The Perot Museum is located at 2201 N. Field Street in Dallas, Texas. For tickets and more information, visit perotmuseum.org or call 214-428-5555.
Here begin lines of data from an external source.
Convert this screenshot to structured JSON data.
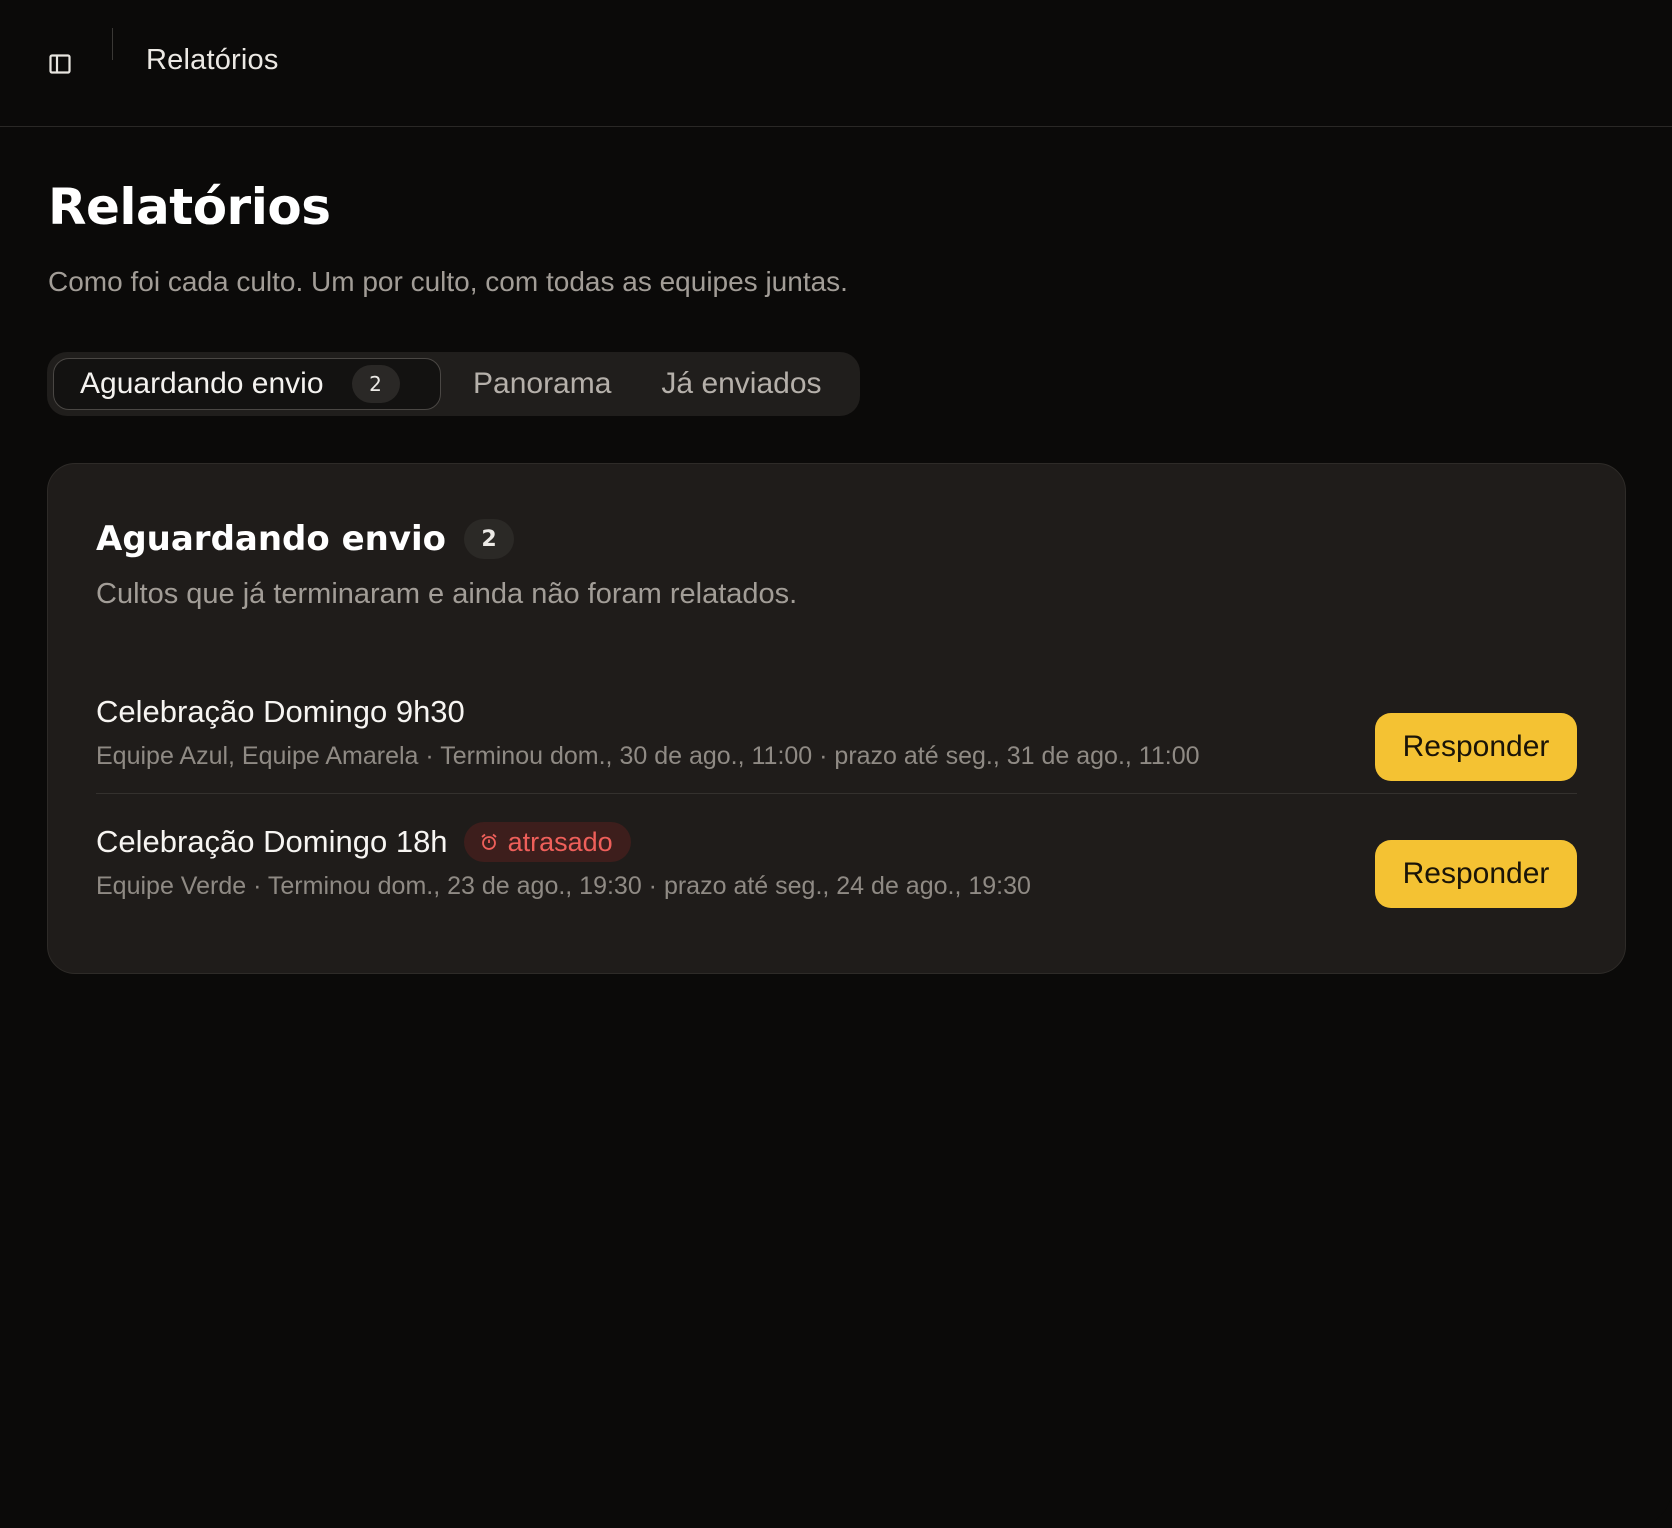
{
  "topbar": {
    "icon": "sidebar-toggle-icon",
    "title": "Relatórios"
  },
  "page": {
    "title": "Relatórios",
    "subtitle": "Como foi cada culto. Um por culto, com todas as equipes juntas."
  },
  "tabs": [
    {
      "label": "Aguardando envio",
      "badge": "2",
      "active": true
    },
    {
      "label": "Panorama",
      "active": false
    },
    {
      "label": "Já enviados",
      "active": false
    }
  ],
  "card": {
    "title": "Aguardando envio",
    "badge": "2",
    "subtitle": "Cultos que já terminaram e ainda não foram relatados.",
    "items": [
      {
        "title": "Celebração Domingo 9h30",
        "meta": "Equipe Azul, Equipe Amarela · Terminou dom., 30 de ago., 11:00 · prazo até seg., 31 de ago., 11:00",
        "action": "Responder"
      },
      {
        "title": "Celebração Domingo 18h",
        "status": {
          "label": "atrasado",
          "icon": "alarm-clock-icon",
          "color": "#ee5f5a"
        },
        "meta": "Equipe Verde · Terminou dom., 23 de ago., 19:30 · prazo até seg., 24 de ago., 19:30",
        "action": "Responder"
      }
    ]
  },
  "colors": {
    "background": "#0b0a09",
    "card": "#1f1c1a",
    "accent": "#f4c233",
    "danger": "#ee5f5a"
  }
}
About the Perot Museum of Nature and Science. A top destination for North Texans and tourists alike, the Perot Museum of Nature and Science is a nonprofit educational organization located in the heart of Dallas, Texas, with campuses in Victory Park and Fair Park. With a mission to inspire minds through nature and science, the Perot Museum delivers exciting, engaging and innovative visitor and outreach experiences through its education, exhibition, and research and collections programming for children, students, teachers, families and life-long learners. The 180,000-square-foot facility in Victory Park opened in December 2012 and is now recognized as the symbolic gateway to the Dallas Arts District. The Museum features 11 permanent exhibit halls on five floors of public space; a children’s museum; a state-of-the art traveling exhibition hall; and The Hoglund Foundation Theater, a National Geographic Experience. Future scientists, mathematicians and engineers will find inspiration and enlightenment through breathtaking collections, interactive exhibits, multimedia presentations and vivid contextual displays that expose visitors to a hands-on world of ideas and concepts. Designed by 2005 Pritzker Architecture Prize Laureate Thom Mayne and his firm Morphosis Architects, the Victory Park Museum has been lauded for its artistry and sustainability. To learn more, please visit perotmuseum.org.